**TASK DESCRIPTION**
Exactly as given, repeat all of the entries.

Data records for software interfaces
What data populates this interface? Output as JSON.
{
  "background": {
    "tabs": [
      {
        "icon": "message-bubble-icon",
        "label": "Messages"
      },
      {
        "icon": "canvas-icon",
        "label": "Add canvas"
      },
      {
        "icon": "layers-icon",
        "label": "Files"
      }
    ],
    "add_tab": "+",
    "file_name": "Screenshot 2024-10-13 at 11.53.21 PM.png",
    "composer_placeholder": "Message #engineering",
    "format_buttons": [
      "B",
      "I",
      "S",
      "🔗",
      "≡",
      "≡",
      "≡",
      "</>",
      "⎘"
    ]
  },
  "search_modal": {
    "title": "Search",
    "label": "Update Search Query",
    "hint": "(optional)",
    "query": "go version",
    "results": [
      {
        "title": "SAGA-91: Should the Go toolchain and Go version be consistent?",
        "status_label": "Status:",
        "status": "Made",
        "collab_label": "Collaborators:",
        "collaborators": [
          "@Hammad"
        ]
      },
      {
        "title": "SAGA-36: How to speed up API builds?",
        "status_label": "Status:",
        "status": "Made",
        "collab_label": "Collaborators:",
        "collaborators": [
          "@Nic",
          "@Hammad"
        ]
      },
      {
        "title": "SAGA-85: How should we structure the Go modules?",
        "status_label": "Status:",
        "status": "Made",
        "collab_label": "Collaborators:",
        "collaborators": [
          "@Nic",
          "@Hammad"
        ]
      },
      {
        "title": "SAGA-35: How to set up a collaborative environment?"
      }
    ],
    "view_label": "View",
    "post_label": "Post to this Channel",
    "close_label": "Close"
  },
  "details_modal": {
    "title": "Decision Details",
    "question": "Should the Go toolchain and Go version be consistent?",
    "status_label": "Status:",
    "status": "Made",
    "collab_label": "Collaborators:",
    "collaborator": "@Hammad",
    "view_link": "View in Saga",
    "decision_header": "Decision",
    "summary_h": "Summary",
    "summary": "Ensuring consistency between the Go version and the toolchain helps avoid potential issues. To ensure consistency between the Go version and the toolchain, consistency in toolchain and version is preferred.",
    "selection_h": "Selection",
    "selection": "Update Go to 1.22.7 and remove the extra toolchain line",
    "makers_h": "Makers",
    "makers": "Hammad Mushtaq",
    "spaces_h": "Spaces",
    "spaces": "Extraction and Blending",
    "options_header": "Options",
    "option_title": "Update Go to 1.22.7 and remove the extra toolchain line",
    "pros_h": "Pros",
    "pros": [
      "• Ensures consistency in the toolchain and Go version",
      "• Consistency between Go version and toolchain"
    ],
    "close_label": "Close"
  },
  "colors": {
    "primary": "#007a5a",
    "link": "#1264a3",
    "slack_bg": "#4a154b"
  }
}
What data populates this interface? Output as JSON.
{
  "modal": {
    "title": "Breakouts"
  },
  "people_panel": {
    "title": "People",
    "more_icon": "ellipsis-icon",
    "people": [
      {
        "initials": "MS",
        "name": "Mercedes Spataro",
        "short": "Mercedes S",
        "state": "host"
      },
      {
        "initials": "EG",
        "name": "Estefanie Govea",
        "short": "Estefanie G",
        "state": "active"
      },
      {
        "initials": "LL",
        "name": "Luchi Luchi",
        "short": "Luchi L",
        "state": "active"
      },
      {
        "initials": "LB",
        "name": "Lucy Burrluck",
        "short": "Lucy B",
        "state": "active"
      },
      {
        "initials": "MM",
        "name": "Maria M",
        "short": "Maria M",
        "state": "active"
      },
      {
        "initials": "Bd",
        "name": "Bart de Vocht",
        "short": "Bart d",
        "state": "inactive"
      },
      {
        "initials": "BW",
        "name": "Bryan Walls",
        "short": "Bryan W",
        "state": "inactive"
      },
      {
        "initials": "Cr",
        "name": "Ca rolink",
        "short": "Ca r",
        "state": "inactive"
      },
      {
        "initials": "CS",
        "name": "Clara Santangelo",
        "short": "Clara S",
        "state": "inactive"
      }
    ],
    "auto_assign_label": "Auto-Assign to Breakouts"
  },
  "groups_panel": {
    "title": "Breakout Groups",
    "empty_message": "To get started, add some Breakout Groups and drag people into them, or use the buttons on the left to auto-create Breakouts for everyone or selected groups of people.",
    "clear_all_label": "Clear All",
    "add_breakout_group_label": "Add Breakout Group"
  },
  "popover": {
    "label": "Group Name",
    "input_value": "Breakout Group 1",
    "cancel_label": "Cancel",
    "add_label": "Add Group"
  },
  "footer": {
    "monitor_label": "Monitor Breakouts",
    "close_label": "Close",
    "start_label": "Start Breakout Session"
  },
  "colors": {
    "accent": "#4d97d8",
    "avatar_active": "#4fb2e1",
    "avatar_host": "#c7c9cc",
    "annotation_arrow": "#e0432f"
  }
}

**ANSWER TO THE EXERCISE**
What data populates this interface? Output as JSON.
{
  "background": {
    "tabs": [
      {
        "icon": "message-bubble-icon",
        "label": "Messages"
      },
      {
        "icon": "canvas-icon",
        "label": "Add canvas"
      },
      {
        "icon": "layers-icon",
        "label": "Files"
      }
    ],
    "add_tab": "+",
    "file_name": "Screenshot 2024-10-13 at 11.53.21 PM.png",
    "composer_placeholder": "Message #engineering",
    "format_buttons": [
      "B",
      "I",
      "S",
      "🔗",
      "≡",
      "≡",
      "≡",
      "</>",
      "⎘"
    ]
  },
  "search_modal": {
    "title": "Search",
    "label": "Update Search Query",
    "hint": "(optional)",
    "query": "go version",
    "results": [
      {
        "title": "SAGA-91: Should the Go toolchain and Go version be consistent?",
        "status_label": "Status:",
        "status": "Made",
        "collab_label": "Collaborators:",
        "collaborators": [
          "@Hammad"
        ]
      },
      {
        "title": "SAGA-36: How to speed up API builds?",
        "status_label": "Status:",
        "status": "Made",
        "collab_label": "Collaborators:",
        "collaborators": [
          "@Nic",
          "@Hammad"
        ]
      },
      {
        "title": "SAGA-85: How should we structure the Go modules?",
        "status_label": "Status:",
        "status": "Made",
        "collab_label": "Collaborators:",
        "collaborators": [
          "@Nic",
          "@Hammad"
        ]
      },
      {
        "title": "SAGA-35: How to set up a collaborative environment?"
      }
    ],
    "view_label": "View",
    "post_label": "Post to this Channel",
    "close_label": "Close"
  },
  "details_modal": {
    "title": "Decision Details",
    "question": "Should the Go toolchain and Go version be consistent?",
    "status_label": "Status:",
    "status": "Made",
    "collab_label": "Collaborators:",
    "collaborator": "@Hammad",
    "view_link": "View in Saga",
    "decision_header": "Decision",
    "summary_h": "Summary",
    "summary": "Ensuring consistency between the Go version and the toolchain helps avoid potential issues. To ensure consistency between the Go version and the toolchain, consistency in toolchain and version is preferred.",
    "selection_h": "Selection",
    "selection": "Update Go to 1.22.7 and remove the extra toolchain line",
    "makers_h": "Makers",
    "makers": "Hammad Mushtaq",
    "spaces_h": "Spaces",
    "spaces": "Extraction and Blending",
    "options_header": "Options",
    "option_title": "Update Go to 1.22.7 and remove the extra toolchain line",
    "pros_h": "Pros",
    "pros": [
      "• Ensures consistency in the toolchain and Go version",
      "• Consistency between Go version and toolchain"
    ],
    "close_label": "Close"
  },
  "colors": {
    "primary": "#007a5a",
    "link": "#1264a3",
    "slack_bg": "#4a154b"
  }
}
What data populates this interface? Output as JSON.
{
  "modal": {
    "title": "Breakouts"
  },
  "people_panel": {
    "title": "People",
    "more_icon": "ellipsis-icon",
    "people": [
      {
        "initials": "MS",
        "name": "Mercedes Spataro",
        "short": "Mercedes S",
        "state": "host"
      },
      {
        "initials": "EG",
        "name": "Estefanie Govea",
        "short": "Estefanie G",
        "state": "active"
      },
      {
        "initials": "LL",
        "name": "Luchi Luchi",
        "short": "Luchi L",
        "state": "active"
      },
      {
        "initials": "LB",
        "name": "Lucy Burrluck",
        "short": "Lucy B",
        "state": "active"
      },
      {
        "initials": "MM",
        "name": "Maria M",
        "short": "Maria M",
        "state": "active"
      },
      {
        "initials": "Bd",
        "name": "Bart de Vocht",
        "short": "Bart d",
        "state": "inactive"
      },
      {
        "initials": "BW",
        "name": "Bryan Walls",
        "short": "Bryan W",
        "state": "inactive"
      },
      {
        "initials": "Cr",
        "name": "Ca rolink",
        "short": "Ca r",
        "state": "inactive"
      },
      {
        "initials": "CS",
        "name": "Clara Santangelo",
        "short": "Clara S",
        "state": "inactive"
      }
    ],
    "auto_assign_label": "Auto-Assign to Breakouts"
  },
  "groups_panel": {
    "title": "Breakout Groups",
    "empty_message": "To get started, add some Breakout Groups and drag people into them, or use the buttons on the left to auto-create Breakouts for everyone or selected groups of people.",
    "clear_all_label": "Clear All",
    "add_breakout_group_label": "Add Breakout Group"
  },
  "popover": {
    "label": "Group Name",
    "input_value": "Breakout Group 1",
    "cancel_label": "Cancel",
    "add_label": "Add Group"
  },
  "footer": {
    "monitor_label": "Monitor Breakouts",
    "close_label": "Close",
    "start_label": "Start Breakout Session"
  },
  "colors": {
    "accent": "#4d97d8",
    "avatar_active": "#4fb2e1",
    "avatar_host": "#c7c9cc",
    "annotation_arrow": "#e0432f"
  }
}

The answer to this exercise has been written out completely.